_Work request_
Where the word "this" occurs in a line of the data, return the whole line.

(Excerpts from an interface dataset)
::::

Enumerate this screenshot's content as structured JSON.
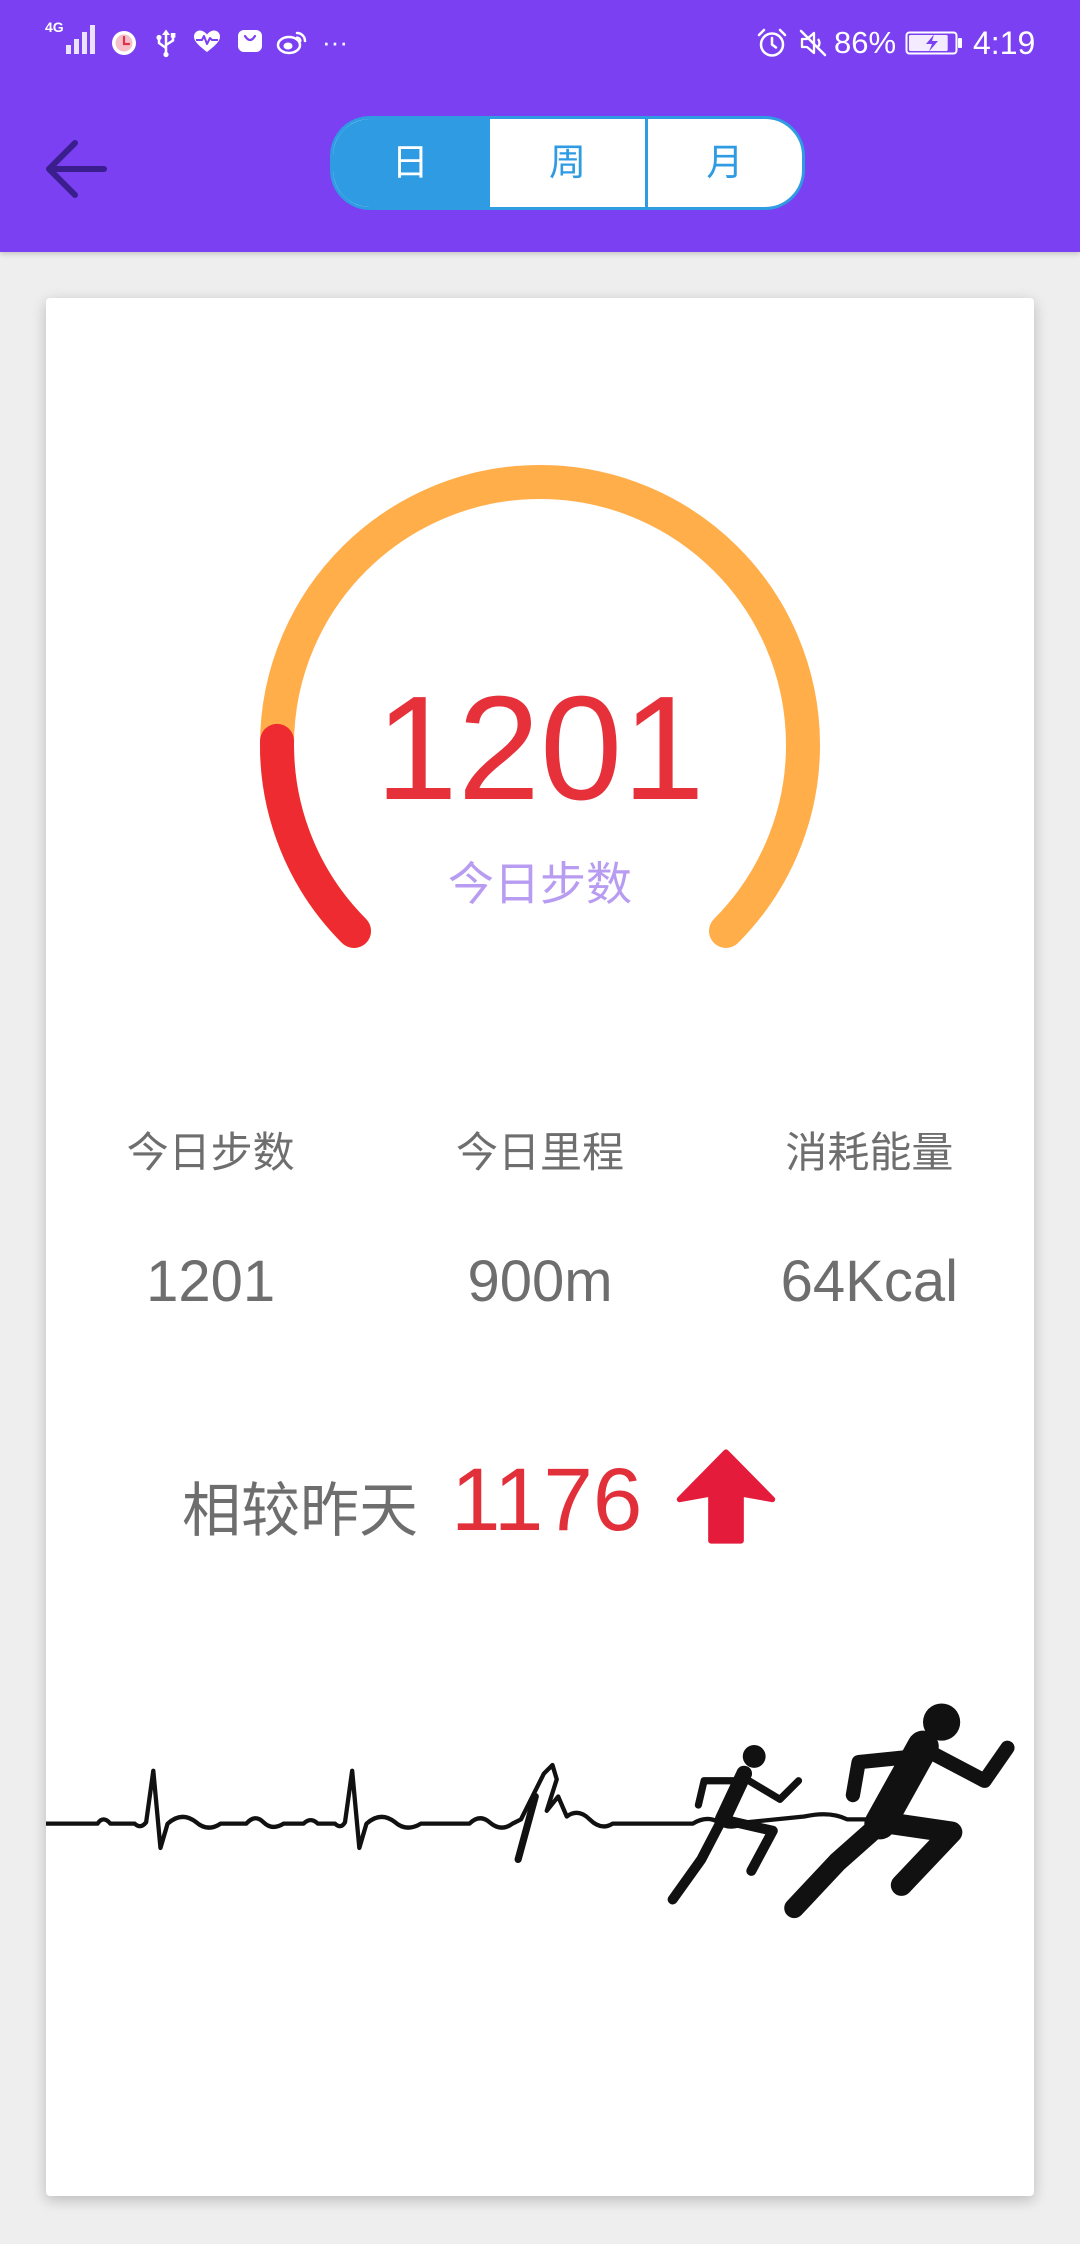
{
  "status_bar": {
    "network": "4G",
    "more": "···",
    "battery_percent": "86%",
    "battery_level": 0.86,
    "charging": true,
    "time": "4:19"
  },
  "header": {
    "tabs": [
      {
        "label": "日",
        "selected": true
      },
      {
        "label": "周",
        "selected": false
      },
      {
        "label": "月",
        "selected": false
      }
    ]
  },
  "gauge": {
    "value": "1201",
    "label": "今日步数",
    "progress": 0.17
  },
  "stats": [
    {
      "label": "今日步数",
      "value": "1201"
    },
    {
      "label": "今日里程",
      "value": "900m"
    },
    {
      "label": "消耗能量",
      "value": "64Kcal"
    }
  ],
  "comparison": {
    "label": "相较昨天",
    "value": "1176"
  },
  "icons": {
    "status_left": [
      "signal-icon",
      "app-notification-icon",
      "usb-icon",
      "health-icon",
      "app-gallery-icon",
      "weibo-icon"
    ],
    "status_right": [
      "alarm-icon",
      "mute-icon",
      "battery-icon"
    ],
    "back": "arrow-left-icon",
    "trend": "arrow-up-icon",
    "illustration": "heartbeat-runners-icon"
  },
  "colors": {
    "header_bg": "#7B40F2",
    "back_arrow": "#3B1E8E",
    "tab_accent": "#2E9BE3",
    "page_bg": "#EEEEEE",
    "gauge_track": "#FFAE4A",
    "gauge_progress": "#EE2B30",
    "gauge_value": "#E6313B",
    "gauge_label": "#B89CF2",
    "stat_text": "#6E6E6E",
    "comparison_value": "#E2303A",
    "trend_arrow": "#E41B3B"
  }
}
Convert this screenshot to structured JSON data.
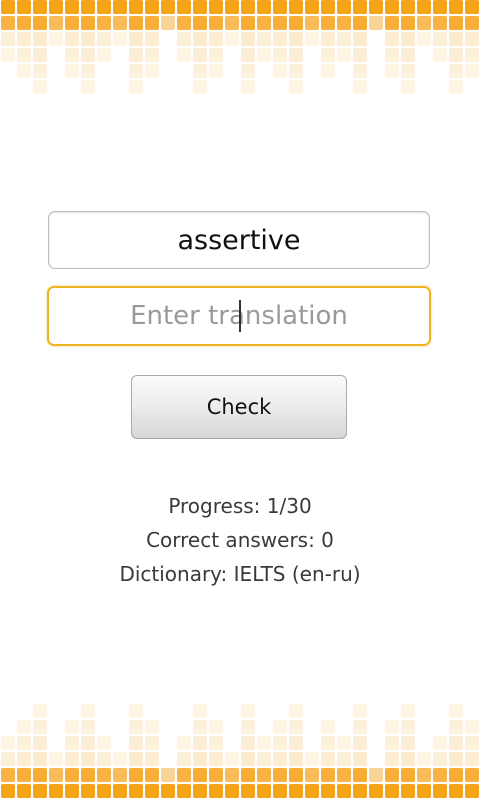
{
  "word": "assertive",
  "translation": {
    "value": "",
    "placeholder": "Enter translation"
  },
  "check_label": "Check",
  "stats": {
    "progress": "Progress: 1/30",
    "correct": "Correct answers: 0",
    "dictionary": "Dictionary: IELTS (en-ru)"
  },
  "colors": {
    "accent": "#f0b323",
    "equalizer_bright": "#f7a21b",
    "equalizer_light": "#fbe6c2"
  }
}
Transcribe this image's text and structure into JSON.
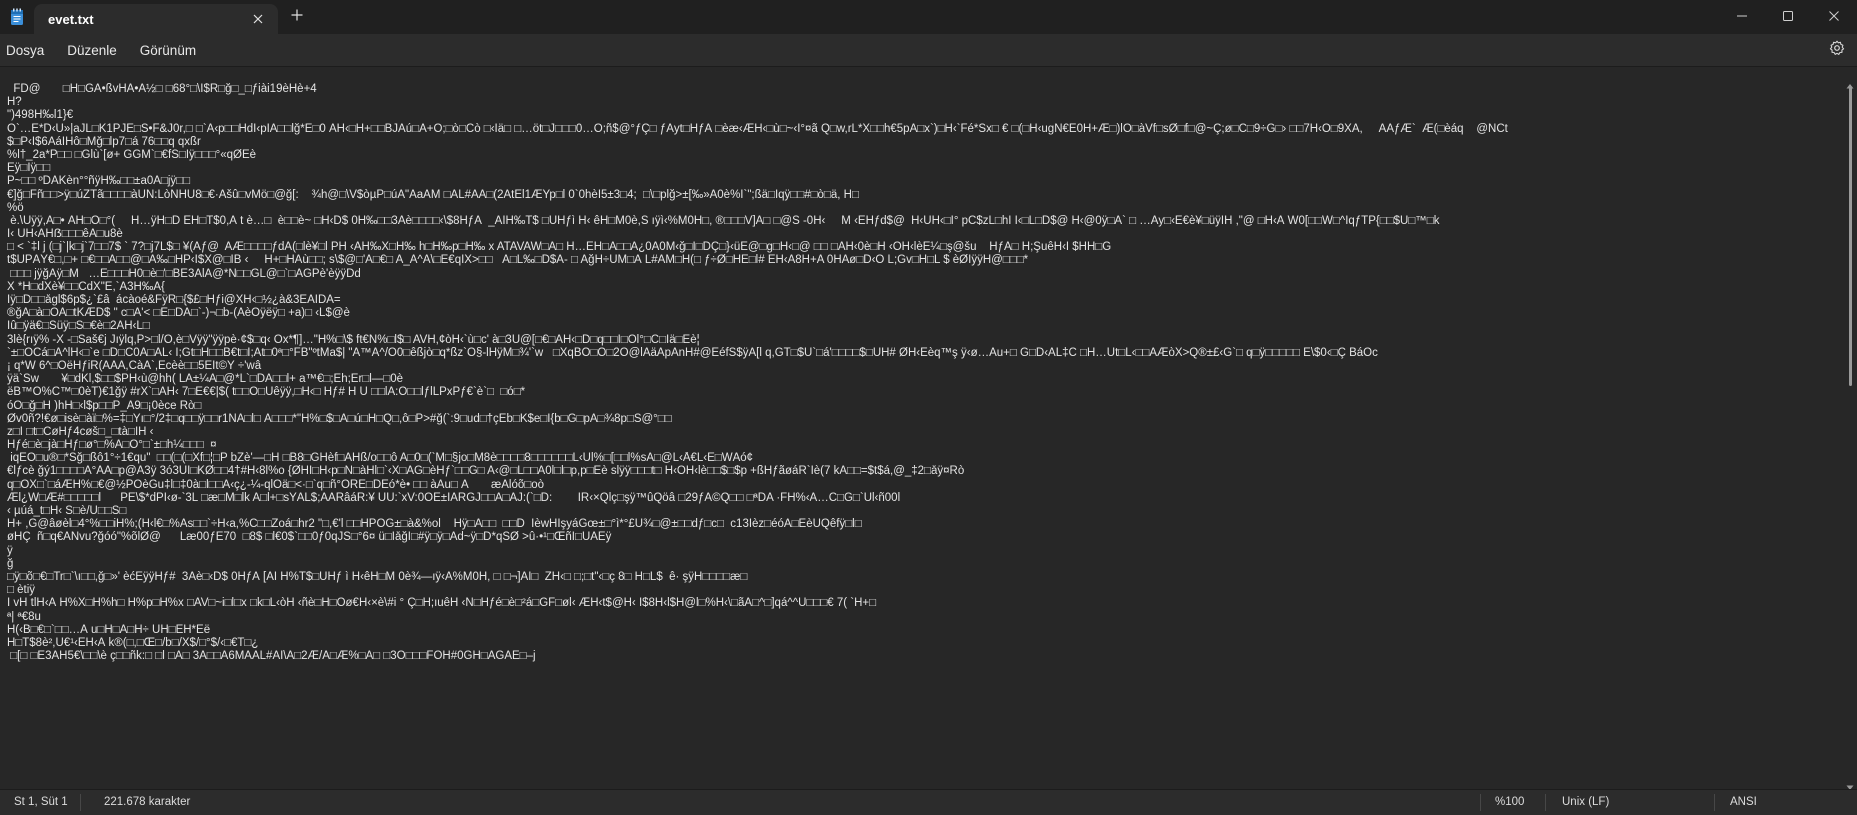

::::

_Written answer_
Enumerate this screenshot's content as structured JSON.
Convert this screenshot to structured JSON data.
Transcribe this image's text and structure into JSON.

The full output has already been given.